Featuring content from MediResource Inc.

Erectile dysfunction (ED) occurs when a man has trouble getting or keeping an erection that is sufficient for intercourse. About 2-3 million Canadian men suffer from ED. It can take a toll on the man's self-esteem and put a strain on his relationship.

If you suffer from ED, you may be wondering "why me?" Often, ED is caused by physical factors. Healthy blood vessels and a healthy nervous system are both needed to produce an erection. Heart disease, diabetes, and blood clots can all cause blood vessel damage that may lead to ED. Surgery, diabetes, spinal cord injury, multiple sclerosis, or strokes can lead to nerve damage, which may decrease the ability to get an erection. Low testosterone can also cause erectile dysfunction, probably due to low libido, which may explain why some men don't find success with erectile dysfunction drugs such as sildenafil (Viagra®), tadalafil (Cialis®), and vardenafil (Levitra®). In a study of 75 men aged 18-80 years with low testosterone for whom sildenafil didn't work, testosterone replacement significantly improved their erectile dysfunction. Sometimes, ED can be caused by psychological factors, such as anxiety, depression, performance anxiety, or guilt. Other times, it may be a medication side effect. Antidepressants, lithium, digoxin, cimetidine, and antipsychotics may all cause ED. Smoking has also been linked to increasing the risk of erectile dysfunction.

Most cases of ED can be treated. Treatment options include:

  • Oral medications, including sildenafil (Viagra®), tadalafil (Cialis®), and vardenafil (Levitra®): These are convenient, but not suitable for everyone (such as men with very low blood pressure and men taking nitrates). They may also cause headache, dizziness, flushing, vision problems, and priapism (a prolonged painful erection that lasts for hours despite an absence of stimulation), which can damage the penis.
  • Medications injected into the penis (alprostadil injection [Caverject®]) or inserted into the urethra (alprostadil pellets [MUSE®]): These can be an option for men who can't take oral medications. These medications may also cause priapism.
  • Devices (such as vacuum pumps): These devices create a vacuum that pulls blood into the penis, causing an erection. A constriction device is then placed at the base of the penis to prevent the blood from flowing out of penis. Constriction devices can be used with or without a vacuum pump and should not be left on for more than 30 minutes. These devices offer additional options for men who cannot take any type of medication.
  • Surgery to insert a prosthesis (a rigid rod or inflatable balloon that provides an erection): Because of the risks of surgery (including infection, blood loss, and reactions to anesthetic), this is reserved for cases where other treatments don't work.

If ED is caused by low testosterone, testosterone replacement therapy can help.
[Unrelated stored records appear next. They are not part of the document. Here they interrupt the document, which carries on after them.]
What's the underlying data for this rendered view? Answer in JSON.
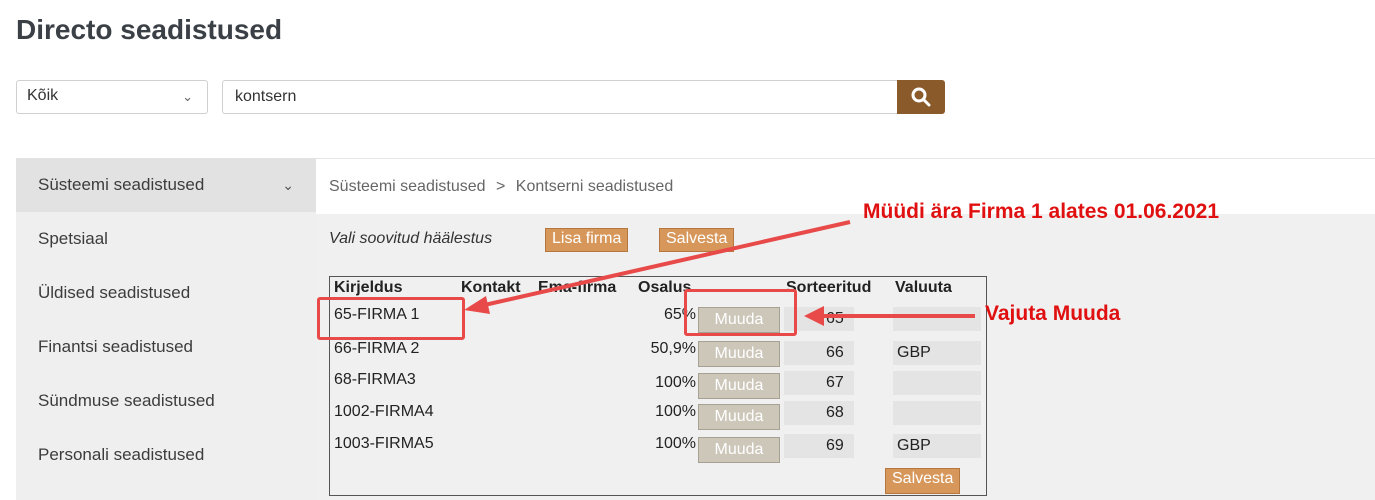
{
  "page_title": "Directo seadistused",
  "filter": {
    "selected": "Kõik"
  },
  "search": {
    "value": "kontsern"
  },
  "sidebar": {
    "items": [
      {
        "label": "Süsteemi seadistused"
      },
      {
        "label": "Spetsiaal"
      },
      {
        "label": "Üldised seadistused"
      },
      {
        "label": "Finantsi seadistused"
      },
      {
        "label": "Sündmuse seadistused"
      },
      {
        "label": "Personali seadistused"
      }
    ]
  },
  "breadcrumb": {
    "parent": "Süsteemi seadistused",
    "separator": ">",
    "current": "Kontserni seadistused"
  },
  "toolbar": {
    "preset_label": "Vali soovitud häälestus",
    "add_company": "Lisa firma",
    "save": "Salvesta"
  },
  "table": {
    "headers": [
      "Kirjeldus",
      "Kontakt",
      "Ema-firma",
      "Osalus",
      "Sorteeritud",
      "Valuuta"
    ],
    "rows": [
      {
        "description": "65-FIRMA 1",
        "share": "65%",
        "action": "Muuda",
        "sort": "65",
        "currency": ""
      },
      {
        "description": "66-FIRMA 2",
        "share": "50,9%",
        "action": "Muuda",
        "sort": "66",
        "currency": "GBP"
      },
      {
        "description": "68-FIRMA3",
        "share": "100%",
        "action": "Muuda",
        "sort": "67",
        "currency": ""
      },
      {
        "description": "1002-FIRMA4",
        "share": "100%",
        "action": "Muuda",
        "sort": "68",
        "currency": ""
      },
      {
        "description": "1003-FIRMA5",
        "share": "100%",
        "action": "Muuda",
        "sort": "69",
        "currency": "GBP"
      }
    ],
    "save": "Salvesta"
  },
  "annotations": {
    "sold_note": "Müüdi ära Firma 1 alates 01.06.2021",
    "click_note": "Vajuta Muuda",
    "color": "#e84a4a"
  },
  "colors": {
    "accent": "#8b5a2b",
    "button": "#d7975a",
    "muuda": "#cdc7ba"
  }
}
Testosterone is available in patches, gels, injections, and pills. For more information, see "When your sex drive has driven away." If a medication side effect is involved in causing ED, your doctor or pharmacist may suggest switching to a medication that is less likely to cause this side effect.

All material copyright MediResource Inc. 1996 – 2018. Terms and conditions of use. The contents herein are for informational purposes only. Always seek the advice of your physician or other qualified health provider with any questions you may have regarding a medical condition. Source: www.medbroadcast.com/healthfeature/gethealthfeature/Sexual-Healing